[App and web page records]
================

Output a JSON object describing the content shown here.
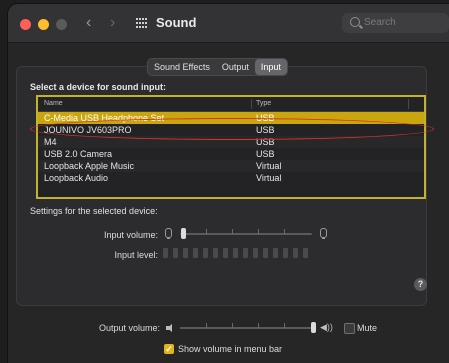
{
  "window": {
    "title": "Sound",
    "search_placeholder": "Search"
  },
  "nav": {
    "back": "‹",
    "forward": "›"
  },
  "tabs": [
    {
      "label": "Sound Effects",
      "selected": false
    },
    {
      "label": "Output",
      "selected": false
    },
    {
      "label": "Input",
      "selected": true
    }
  ],
  "input": {
    "select_label": "Select a device for sound input:",
    "columns": {
      "name": "Name",
      "type": "Type"
    },
    "devices": [
      {
        "name": "C-Media USB Headphone Set",
        "type": "USB",
        "selected": true
      },
      {
        "name": "JOUNIVO JV603PRO",
        "type": "USB",
        "selected": false
      },
      {
        "name": "M4",
        "type": "USB",
        "selected": false
      },
      {
        "name": "USB 2.0 Camera",
        "type": "USB",
        "selected": false
      },
      {
        "name": "Loopback Apple Music",
        "type": "Virtual",
        "selected": false
      },
      {
        "name": "Loopback Audio",
        "type": "Virtual",
        "selected": false
      }
    ],
    "settings_label": "Settings for the selected device:",
    "input_volume_label": "Input volume:",
    "input_volume": 0,
    "input_level_label": "Input level:",
    "input_level_segments": 15,
    "input_level_active": 0
  },
  "help": "?",
  "output": {
    "volume_label": "Output volume:",
    "volume": 1.0,
    "mute_label": "Mute",
    "mute_checked": false,
    "show_volume_label": "Show volume in menu bar",
    "show_volume_checked": true,
    "check_glyph": "✓"
  },
  "colors": {
    "selected_row": "#c9a60e",
    "highlight_frame": "#c2b22c",
    "annotation_oval": "#d9322b"
  }
}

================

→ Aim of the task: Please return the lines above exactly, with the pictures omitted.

→ Expected output:
Output a JSON object describing the content shown here.
{
  "window": {
    "title": "Sound",
    "search_placeholder": "Search"
  },
  "nav": {
    "back": "‹",
    "forward": "›"
  },
  "tabs": [
    {
      "label": "Sound Effects",
      "selected": false
    },
    {
      "label": "Output",
      "selected": false
    },
    {
      "label": "Input",
      "selected": true
    }
  ],
  "input": {
    "select_label": "Select a device for sound input:",
    "columns": {
      "name": "Name",
      "type": "Type"
    },
    "devices": [
      {
        "name": "C-Media USB Headphone Set",
        "type": "USB",
        "selected": true
      },
      {
        "name": "JOUNIVO JV603PRO",
        "type": "USB",
        "selected": false
      },
      {
        "name": "M4",
        "type": "USB",
        "selected": false
      },
      {
        "name": "USB 2.0 Camera",
        "type": "USB",
        "selected": false
      },
      {
        "name": "Loopback Apple Music",
        "type": "Virtual",
        "selected": false
      },
      {
        "name": "Loopback Audio",
        "type": "Virtual",
        "selected": false
      }
    ],
    "settings_label": "Settings for the selected device:",
    "input_volume_label": "Input volume:",
    "input_volume": 0,
    "input_level_label": "Input level:",
    "input_level_segments": 15,
    "input_level_active": 0
  },
  "help": "?",
  "output": {
    "volume_label": "Output volume:",
    "volume": 1.0,
    "mute_label": "Mute",
    "mute_checked": false,
    "show_volume_label": "Show volume in menu bar",
    "show_volume_checked": true,
    "check_glyph": "✓"
  },
  "colors": {
    "selected_row": "#c9a60e",
    "highlight_frame": "#c2b22c",
    "annotation_oval": "#d9322b"
  }
}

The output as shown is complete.